- [REQUIREMENT] Where a line in the listing contains the string "Microsoft", copy that line out.

- [DATA FOR THIS TASK]
● ● ● ● ●
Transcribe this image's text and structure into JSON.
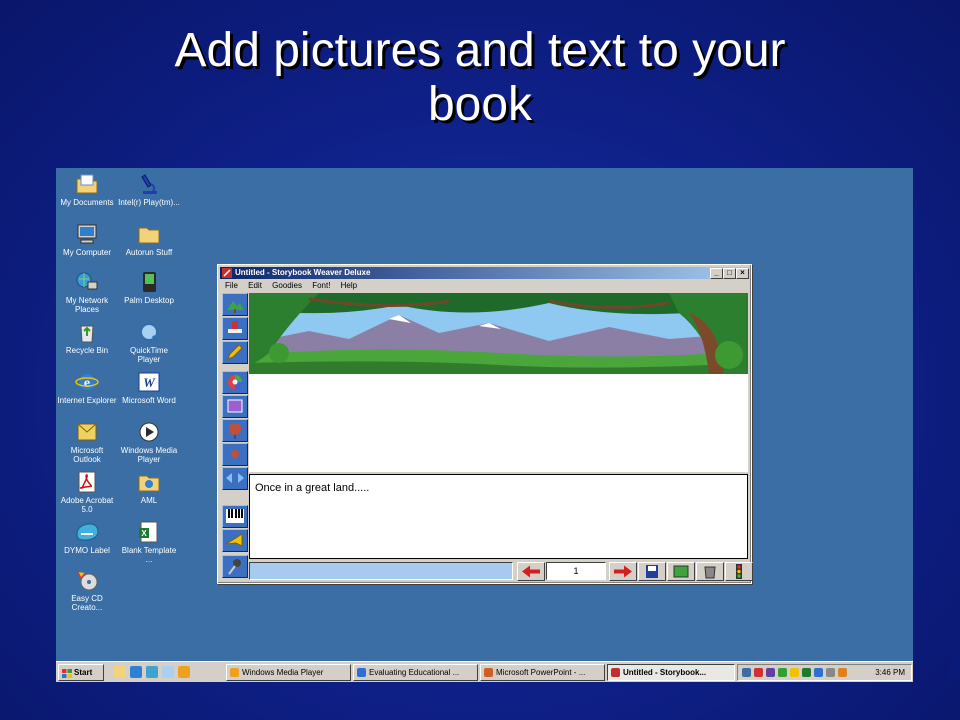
{
  "slide": {
    "title_lines": [
      "Add pictures and text to your",
      "book"
    ]
  },
  "desktop": {
    "icons": [
      {
        "label": "My Documents",
        "icon": "folder-documents-icon"
      },
      {
        "label": "Intel(r) Play(tm)...",
        "icon": "microscope-icon"
      },
      {
        "label": "My Computer",
        "icon": "computer-icon"
      },
      {
        "label": "Autorun Stuff",
        "icon": "folder-icon"
      },
      {
        "label": "My Network Places",
        "icon": "network-icon"
      },
      {
        "label": "Palm Desktop",
        "icon": "palm-icon"
      },
      {
        "label": "Recycle Bin",
        "icon": "recycle-bin-icon"
      },
      {
        "label": "QuickTime Player",
        "icon": "quicktime-icon"
      },
      {
        "label": "Internet Explorer",
        "icon": "internet-explorer-icon"
      },
      {
        "label": "Microsoft Word",
        "icon": "word-icon"
      },
      {
        "label": "Microsoft Outlook",
        "icon": "outlook-icon"
      },
      {
        "label": "Windows Media Player",
        "icon": "media-player-icon"
      },
      {
        "label": "Adobe Acrobat 5.0",
        "icon": "acrobat-icon"
      },
      {
        "label": "AML",
        "icon": "folder-globe-icon"
      },
      {
        "label": "DYMO Label",
        "icon": "dymo-icon"
      },
      {
        "label": "Blank Template ...",
        "icon": "excel-icon"
      },
      {
        "label": "Easy CD Creato...",
        "icon": "cd-creator-icon"
      }
    ]
  },
  "app_window": {
    "title": "Untitled - Storybook Weaver Deluxe",
    "window_buttons": [
      "_",
      "□",
      "×"
    ],
    "menu": [
      "File",
      "Edit",
      "Goodies",
      "Font!",
      "Help"
    ],
    "story_text": "Once in a great land.....",
    "page_number": "1"
  },
  "taskbar": {
    "start_label": "Start",
    "tasks": [
      {
        "label": "Windows Media Player",
        "active": false
      },
      {
        "label": "Evaluating Educational ...",
        "active": false
      },
      {
        "label": "Microsoft PowerPoint - ...",
        "active": false
      },
      {
        "label": "Untitled - Storybook...",
        "active": true
      }
    ],
    "clock": "3:46 PM"
  },
  "colors": {
    "desktop": "#3a6ea5",
    "titlebar_start": "#0a246a",
    "titlebar_end": "#a6caf0",
    "tool_button": "#3c6fbf"
  }
}
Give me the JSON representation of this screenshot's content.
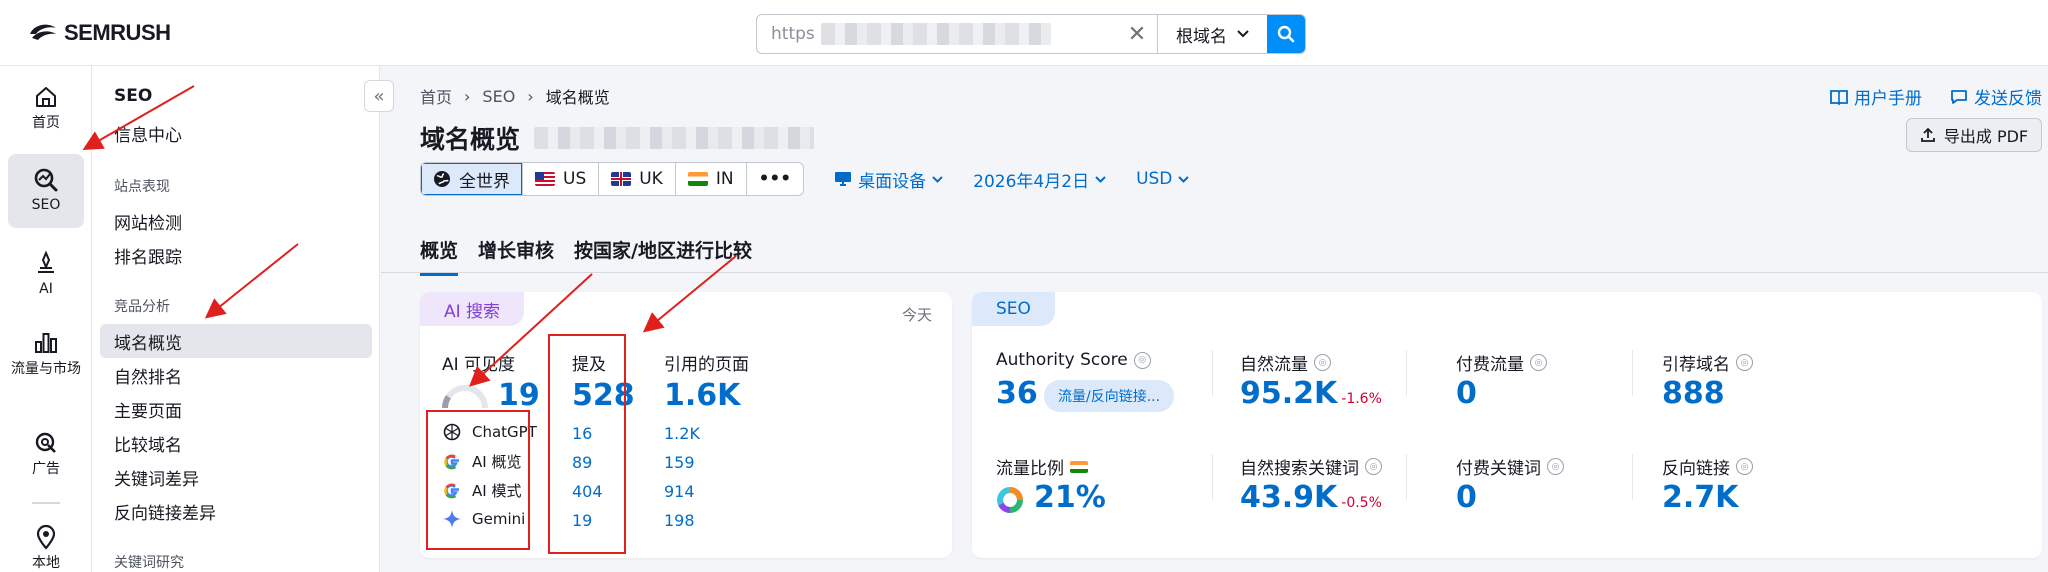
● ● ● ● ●
- [PROBLEM SOLUTION]
        "label": "Microsoft Word",
        "label": "Microsoft Outlook",
        "label": "Microsoft PowerPoint - ...",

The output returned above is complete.